TASK INSTRUCTIONS: Please reproduce all of the entries exactly, without omitting any.

SUPPLIED RECORDS:

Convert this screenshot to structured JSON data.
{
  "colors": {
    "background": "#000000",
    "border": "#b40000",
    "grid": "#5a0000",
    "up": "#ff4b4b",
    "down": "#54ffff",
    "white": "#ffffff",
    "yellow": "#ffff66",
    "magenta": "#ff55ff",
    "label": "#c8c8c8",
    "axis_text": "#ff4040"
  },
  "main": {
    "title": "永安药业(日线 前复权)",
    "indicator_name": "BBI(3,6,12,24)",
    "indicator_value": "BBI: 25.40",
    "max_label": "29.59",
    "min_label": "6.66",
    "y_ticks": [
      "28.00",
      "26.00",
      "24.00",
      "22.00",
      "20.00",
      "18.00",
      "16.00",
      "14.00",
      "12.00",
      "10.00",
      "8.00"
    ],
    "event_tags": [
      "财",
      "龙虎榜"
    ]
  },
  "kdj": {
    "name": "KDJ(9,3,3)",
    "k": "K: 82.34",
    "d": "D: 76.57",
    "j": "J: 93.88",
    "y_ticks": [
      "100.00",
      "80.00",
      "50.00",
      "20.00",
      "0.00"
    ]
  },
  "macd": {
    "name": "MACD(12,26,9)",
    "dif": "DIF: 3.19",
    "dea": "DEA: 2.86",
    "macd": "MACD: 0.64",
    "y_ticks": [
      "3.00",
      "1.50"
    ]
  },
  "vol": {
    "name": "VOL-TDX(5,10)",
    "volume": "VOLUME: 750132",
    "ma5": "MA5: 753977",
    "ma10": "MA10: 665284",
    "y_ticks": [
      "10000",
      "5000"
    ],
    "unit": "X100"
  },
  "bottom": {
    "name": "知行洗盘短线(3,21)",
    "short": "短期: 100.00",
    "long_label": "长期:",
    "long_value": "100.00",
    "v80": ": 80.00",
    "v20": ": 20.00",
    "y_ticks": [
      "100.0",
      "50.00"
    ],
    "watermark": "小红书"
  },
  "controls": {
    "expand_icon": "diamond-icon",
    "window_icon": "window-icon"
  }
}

ANSWER FOR THIS EXERCISE:
Convert this screenshot to structured JSON data.
{
  "colors": {
    "background": "#000000",
    "border": "#b40000",
    "grid": "#5a0000",
    "up": "#ff4b4b",
    "down": "#54ffff",
    "white": "#ffffff",
    "yellow": "#ffff66",
    "magenta": "#ff55ff",
    "label": "#c8c8c8",
    "axis_text": "#ff4040"
  },
  "main": {
    "title": "永安药业(日线 前复权)",
    "indicator_name": "BBI(3,6,12,24)",
    "indicator_value": "BBI: 25.40",
    "max_label": "29.59",
    "min_label": "6.66",
    "y_ticks": [
      "28.00",
      "26.00",
      "24.00",
      "22.00",
      "20.00",
      "18.00",
      "16.00",
      "14.00",
      "12.00",
      "10.00",
      "8.00"
    ],
    "event_tags": [
      "财",
      "龙虎榜"
    ]
  },
  "kdj": {
    "name": "KDJ(9,3,3)",
    "k": "K: 82.34",
    "d": "D: 76.57",
    "j": "J: 93.88",
    "y_ticks": [
      "100.00",
      "80.00",
      "50.00",
      "20.00",
      "0.00"
    ]
  },
  "macd": {
    "name": "MACD(12,26,9)",
    "dif": "DIF: 3.19",
    "dea": "DEA: 2.86",
    "macd": "MACD: 0.64",
    "y_ticks": [
      "3.00",
      "1.50"
    ]
  },
  "vol": {
    "name": "VOL-TDX(5,10)",
    "volume": "VOLUME: 750132",
    "ma5": "MA5: 753977",
    "ma10": "MA10: 665284",
    "y_ticks": [
      "10000",
      "5000"
    ],
    "unit": "X100"
  },
  "bottom": {
    "name": "知行洗盘短线(3,21)",
    "short": "短期: 100.00",
    "long_label": "长期:",
    "long_value": "100.00",
    "v80": ": 80.00",
    "v20": ": 20.00",
    "y_ticks": [
      "100.0",
      "50.00"
    ],
    "watermark": "小红书"
  },
  "controls": {
    "expand_icon": "diamond-icon",
    "window_icon": "window-icon"
  }
}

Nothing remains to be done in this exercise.